● What this task involves:
Among the lines below, copy each one in which "textConfig" appears.

:::

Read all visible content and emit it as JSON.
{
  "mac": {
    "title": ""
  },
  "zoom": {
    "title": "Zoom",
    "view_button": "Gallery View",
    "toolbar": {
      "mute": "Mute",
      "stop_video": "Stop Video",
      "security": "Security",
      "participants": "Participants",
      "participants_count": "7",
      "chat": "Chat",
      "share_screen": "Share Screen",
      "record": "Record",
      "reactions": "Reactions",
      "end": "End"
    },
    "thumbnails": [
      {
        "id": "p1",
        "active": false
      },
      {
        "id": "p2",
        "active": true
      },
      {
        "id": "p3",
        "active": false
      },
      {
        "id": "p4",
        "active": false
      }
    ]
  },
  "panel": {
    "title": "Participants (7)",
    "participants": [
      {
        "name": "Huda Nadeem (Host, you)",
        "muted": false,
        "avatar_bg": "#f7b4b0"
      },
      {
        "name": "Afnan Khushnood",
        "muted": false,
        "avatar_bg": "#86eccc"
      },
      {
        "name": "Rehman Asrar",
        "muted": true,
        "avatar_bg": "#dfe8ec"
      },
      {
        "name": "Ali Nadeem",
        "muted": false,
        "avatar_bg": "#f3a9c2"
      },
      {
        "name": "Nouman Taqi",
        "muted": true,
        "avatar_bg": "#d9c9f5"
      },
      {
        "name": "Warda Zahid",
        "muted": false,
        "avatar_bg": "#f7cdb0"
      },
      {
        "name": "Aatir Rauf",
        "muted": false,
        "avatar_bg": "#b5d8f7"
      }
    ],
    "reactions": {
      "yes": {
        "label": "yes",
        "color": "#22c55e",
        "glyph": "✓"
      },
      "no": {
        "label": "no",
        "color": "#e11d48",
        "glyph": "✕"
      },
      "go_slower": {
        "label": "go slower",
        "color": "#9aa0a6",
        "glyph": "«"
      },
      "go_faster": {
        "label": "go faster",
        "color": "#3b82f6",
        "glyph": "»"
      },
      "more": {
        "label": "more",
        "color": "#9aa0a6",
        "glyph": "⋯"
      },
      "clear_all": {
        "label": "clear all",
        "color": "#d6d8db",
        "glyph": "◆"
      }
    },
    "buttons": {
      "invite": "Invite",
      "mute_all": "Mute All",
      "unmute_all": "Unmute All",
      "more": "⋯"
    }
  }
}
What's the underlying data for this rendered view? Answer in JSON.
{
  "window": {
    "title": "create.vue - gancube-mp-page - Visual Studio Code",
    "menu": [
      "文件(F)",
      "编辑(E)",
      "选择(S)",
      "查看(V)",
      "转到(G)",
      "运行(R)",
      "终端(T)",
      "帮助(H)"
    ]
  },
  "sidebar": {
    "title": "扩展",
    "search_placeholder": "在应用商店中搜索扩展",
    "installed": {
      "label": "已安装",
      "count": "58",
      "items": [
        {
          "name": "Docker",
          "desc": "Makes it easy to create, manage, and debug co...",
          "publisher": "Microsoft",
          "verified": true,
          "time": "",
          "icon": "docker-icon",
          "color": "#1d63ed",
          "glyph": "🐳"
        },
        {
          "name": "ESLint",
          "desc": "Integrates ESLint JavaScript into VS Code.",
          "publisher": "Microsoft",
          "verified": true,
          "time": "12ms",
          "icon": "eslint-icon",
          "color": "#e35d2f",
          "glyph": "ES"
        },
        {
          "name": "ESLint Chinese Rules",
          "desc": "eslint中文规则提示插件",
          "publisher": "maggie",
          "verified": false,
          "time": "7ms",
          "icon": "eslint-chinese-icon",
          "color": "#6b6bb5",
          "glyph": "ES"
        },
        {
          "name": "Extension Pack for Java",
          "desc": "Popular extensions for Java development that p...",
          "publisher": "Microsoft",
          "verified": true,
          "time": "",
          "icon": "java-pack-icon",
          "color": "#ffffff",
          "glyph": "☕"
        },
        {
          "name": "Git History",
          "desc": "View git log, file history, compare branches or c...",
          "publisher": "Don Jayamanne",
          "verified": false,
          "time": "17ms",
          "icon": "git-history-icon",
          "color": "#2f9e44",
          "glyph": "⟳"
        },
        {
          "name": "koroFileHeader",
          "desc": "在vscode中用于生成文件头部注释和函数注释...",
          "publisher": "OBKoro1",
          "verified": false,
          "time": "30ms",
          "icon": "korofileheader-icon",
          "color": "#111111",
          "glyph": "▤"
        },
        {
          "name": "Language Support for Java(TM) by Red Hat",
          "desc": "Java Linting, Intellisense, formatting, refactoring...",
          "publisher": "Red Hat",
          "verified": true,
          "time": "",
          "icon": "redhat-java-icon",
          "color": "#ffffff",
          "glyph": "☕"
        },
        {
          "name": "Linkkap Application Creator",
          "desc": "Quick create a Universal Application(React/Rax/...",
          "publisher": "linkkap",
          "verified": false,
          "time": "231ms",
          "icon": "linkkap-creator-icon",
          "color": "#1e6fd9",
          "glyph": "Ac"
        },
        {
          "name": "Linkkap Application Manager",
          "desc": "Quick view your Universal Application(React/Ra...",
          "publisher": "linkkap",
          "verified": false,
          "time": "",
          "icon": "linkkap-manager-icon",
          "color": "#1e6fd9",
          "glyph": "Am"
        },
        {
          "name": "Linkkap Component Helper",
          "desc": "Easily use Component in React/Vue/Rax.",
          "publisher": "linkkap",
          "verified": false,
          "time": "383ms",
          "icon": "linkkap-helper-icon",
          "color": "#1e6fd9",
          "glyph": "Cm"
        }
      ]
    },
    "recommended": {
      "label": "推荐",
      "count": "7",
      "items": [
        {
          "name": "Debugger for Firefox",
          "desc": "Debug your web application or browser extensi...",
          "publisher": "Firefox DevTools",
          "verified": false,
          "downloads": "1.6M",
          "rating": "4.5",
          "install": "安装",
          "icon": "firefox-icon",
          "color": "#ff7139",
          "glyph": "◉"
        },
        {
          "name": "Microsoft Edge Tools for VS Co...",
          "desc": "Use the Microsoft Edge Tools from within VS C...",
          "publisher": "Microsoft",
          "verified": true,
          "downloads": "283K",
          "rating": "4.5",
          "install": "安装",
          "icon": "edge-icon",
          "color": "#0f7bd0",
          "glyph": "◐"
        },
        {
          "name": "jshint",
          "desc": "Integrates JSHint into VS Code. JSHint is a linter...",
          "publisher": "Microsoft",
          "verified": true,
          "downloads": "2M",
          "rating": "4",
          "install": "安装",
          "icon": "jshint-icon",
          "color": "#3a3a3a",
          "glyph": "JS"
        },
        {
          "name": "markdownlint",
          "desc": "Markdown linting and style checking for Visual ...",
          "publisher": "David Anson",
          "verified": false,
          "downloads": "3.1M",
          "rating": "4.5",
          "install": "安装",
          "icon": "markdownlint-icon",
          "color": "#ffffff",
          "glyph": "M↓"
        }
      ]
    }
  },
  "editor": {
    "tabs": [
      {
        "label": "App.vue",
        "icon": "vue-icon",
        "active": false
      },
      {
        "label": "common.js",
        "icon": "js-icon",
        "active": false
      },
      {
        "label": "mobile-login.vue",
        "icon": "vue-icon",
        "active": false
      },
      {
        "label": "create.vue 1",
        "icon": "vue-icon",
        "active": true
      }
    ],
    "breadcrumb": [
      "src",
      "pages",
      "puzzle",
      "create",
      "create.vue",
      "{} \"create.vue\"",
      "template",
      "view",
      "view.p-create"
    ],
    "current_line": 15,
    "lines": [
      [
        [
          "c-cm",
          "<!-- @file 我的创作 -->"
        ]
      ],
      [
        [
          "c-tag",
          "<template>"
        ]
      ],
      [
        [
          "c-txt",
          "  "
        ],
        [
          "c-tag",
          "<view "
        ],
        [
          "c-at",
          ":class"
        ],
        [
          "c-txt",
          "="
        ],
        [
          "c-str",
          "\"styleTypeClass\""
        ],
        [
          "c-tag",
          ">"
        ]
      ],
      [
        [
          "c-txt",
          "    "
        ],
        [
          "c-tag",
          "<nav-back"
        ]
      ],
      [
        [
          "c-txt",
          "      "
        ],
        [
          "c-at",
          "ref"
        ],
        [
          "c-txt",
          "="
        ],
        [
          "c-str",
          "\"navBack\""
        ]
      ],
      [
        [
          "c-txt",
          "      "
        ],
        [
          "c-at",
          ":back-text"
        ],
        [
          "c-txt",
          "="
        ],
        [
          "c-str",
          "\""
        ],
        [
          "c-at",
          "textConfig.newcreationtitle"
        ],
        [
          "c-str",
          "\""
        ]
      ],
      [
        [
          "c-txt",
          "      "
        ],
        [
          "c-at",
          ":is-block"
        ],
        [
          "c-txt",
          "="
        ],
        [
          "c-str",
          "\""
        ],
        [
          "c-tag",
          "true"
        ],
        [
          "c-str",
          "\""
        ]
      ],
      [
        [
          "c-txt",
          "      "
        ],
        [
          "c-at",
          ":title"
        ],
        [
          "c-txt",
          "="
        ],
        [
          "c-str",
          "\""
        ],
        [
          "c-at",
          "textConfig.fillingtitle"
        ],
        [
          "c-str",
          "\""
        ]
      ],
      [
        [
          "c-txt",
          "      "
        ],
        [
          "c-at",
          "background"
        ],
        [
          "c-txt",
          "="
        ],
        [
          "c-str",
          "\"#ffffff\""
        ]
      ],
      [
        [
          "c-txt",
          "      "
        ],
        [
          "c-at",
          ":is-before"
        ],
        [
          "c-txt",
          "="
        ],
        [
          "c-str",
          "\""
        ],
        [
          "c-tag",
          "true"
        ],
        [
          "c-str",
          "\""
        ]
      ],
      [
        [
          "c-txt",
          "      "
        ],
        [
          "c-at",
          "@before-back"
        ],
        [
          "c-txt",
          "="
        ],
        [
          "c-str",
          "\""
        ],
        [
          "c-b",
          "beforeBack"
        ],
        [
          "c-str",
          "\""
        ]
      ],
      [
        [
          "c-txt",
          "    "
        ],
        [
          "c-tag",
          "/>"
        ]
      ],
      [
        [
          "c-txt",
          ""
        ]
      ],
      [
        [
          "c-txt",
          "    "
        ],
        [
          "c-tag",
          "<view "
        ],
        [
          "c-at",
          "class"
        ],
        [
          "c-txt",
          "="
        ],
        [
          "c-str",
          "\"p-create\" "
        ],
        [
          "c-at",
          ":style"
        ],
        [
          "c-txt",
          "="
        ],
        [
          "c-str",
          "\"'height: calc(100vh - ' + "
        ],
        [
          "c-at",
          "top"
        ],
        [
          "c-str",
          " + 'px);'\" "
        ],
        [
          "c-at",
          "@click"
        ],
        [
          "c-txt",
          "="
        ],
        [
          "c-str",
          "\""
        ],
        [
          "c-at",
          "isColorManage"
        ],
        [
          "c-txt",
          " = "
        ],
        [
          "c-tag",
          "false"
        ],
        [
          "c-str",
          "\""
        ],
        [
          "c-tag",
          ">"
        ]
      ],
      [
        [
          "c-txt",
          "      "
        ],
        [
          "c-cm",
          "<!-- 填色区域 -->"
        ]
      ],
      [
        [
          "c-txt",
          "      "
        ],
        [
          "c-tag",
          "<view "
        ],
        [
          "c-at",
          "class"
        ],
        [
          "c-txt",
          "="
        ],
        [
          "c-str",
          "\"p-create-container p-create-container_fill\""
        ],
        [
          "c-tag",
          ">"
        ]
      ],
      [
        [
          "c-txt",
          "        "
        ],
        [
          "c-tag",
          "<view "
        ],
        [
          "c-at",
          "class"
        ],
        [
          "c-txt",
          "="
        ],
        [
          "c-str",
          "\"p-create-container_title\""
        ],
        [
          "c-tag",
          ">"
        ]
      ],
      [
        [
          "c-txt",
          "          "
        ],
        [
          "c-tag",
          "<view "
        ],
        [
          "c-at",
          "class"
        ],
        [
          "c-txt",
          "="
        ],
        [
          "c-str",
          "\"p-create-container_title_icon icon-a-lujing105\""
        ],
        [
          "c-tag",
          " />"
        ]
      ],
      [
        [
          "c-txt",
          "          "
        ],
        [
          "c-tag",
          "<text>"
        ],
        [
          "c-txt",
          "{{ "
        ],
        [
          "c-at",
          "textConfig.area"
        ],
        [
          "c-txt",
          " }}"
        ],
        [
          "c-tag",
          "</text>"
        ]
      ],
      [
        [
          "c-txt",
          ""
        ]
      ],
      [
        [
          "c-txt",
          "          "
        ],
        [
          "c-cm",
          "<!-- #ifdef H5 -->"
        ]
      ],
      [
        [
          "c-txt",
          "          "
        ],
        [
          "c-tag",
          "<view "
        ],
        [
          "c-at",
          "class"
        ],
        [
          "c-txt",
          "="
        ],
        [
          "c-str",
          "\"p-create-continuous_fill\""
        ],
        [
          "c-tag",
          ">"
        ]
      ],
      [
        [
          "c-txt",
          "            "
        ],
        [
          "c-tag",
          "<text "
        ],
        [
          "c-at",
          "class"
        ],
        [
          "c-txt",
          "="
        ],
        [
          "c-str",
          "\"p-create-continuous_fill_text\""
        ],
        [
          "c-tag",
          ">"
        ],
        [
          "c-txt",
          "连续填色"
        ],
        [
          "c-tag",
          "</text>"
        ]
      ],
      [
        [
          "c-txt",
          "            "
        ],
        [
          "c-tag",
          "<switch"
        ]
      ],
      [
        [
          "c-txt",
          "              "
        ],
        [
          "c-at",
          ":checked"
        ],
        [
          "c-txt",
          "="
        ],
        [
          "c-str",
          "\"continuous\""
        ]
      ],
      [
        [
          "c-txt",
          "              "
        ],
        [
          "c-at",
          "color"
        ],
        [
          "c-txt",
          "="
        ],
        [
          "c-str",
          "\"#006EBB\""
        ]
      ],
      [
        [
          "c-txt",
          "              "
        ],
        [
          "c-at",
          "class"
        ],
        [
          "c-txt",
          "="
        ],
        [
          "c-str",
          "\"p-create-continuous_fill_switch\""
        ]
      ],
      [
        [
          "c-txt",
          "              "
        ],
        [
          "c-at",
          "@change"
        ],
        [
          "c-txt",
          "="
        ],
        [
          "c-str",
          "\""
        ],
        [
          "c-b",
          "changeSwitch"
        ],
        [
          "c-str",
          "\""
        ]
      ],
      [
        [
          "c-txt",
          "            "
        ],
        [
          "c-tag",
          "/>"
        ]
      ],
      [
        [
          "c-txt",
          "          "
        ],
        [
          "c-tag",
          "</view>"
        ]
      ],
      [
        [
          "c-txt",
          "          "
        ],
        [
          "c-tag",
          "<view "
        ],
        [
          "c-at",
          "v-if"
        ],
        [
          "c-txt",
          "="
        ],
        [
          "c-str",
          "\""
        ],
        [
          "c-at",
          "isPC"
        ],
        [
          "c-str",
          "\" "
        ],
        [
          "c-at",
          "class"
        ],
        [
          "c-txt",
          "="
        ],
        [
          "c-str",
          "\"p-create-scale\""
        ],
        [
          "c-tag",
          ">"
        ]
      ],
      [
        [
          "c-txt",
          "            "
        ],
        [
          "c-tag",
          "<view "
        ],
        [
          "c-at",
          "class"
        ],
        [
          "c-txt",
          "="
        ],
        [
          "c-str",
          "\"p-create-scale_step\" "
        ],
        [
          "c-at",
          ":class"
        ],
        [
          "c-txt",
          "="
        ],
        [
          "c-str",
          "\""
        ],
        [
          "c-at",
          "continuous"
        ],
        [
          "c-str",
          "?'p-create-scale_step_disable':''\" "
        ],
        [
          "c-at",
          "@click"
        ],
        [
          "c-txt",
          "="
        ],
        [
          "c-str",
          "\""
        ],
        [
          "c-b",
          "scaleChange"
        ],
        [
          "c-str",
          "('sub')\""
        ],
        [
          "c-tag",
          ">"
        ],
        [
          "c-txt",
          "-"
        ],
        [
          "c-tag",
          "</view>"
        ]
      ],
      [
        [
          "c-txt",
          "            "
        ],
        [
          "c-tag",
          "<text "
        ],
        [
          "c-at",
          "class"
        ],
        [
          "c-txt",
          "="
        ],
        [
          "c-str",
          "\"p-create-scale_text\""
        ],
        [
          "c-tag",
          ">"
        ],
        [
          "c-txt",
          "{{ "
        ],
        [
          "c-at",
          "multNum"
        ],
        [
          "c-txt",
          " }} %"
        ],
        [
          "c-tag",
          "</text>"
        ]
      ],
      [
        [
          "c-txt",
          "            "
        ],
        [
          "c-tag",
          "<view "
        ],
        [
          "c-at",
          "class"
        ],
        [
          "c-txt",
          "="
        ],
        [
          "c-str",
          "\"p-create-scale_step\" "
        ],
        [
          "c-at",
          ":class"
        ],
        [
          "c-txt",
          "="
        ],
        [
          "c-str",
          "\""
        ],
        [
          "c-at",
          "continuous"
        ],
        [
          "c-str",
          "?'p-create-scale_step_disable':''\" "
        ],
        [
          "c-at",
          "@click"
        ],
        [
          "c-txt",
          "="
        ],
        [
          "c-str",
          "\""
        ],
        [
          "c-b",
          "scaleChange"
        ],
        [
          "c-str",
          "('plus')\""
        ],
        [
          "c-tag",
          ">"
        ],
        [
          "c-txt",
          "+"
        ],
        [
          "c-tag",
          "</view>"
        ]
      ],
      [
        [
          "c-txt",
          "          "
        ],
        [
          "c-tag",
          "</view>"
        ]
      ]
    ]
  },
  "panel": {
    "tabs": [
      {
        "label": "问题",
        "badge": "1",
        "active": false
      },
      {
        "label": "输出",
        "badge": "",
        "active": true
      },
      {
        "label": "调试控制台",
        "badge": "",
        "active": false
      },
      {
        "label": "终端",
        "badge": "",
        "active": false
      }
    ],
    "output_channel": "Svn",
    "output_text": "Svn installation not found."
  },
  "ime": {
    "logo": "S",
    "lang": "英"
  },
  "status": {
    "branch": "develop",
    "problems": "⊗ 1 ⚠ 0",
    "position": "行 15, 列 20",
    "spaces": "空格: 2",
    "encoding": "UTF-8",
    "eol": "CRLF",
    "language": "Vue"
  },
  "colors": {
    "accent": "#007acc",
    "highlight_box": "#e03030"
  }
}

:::

● Solution to this task:
          "textConfig.newcreationtitle"
          "textConfig.fillingtitle"
          "textConfig.area"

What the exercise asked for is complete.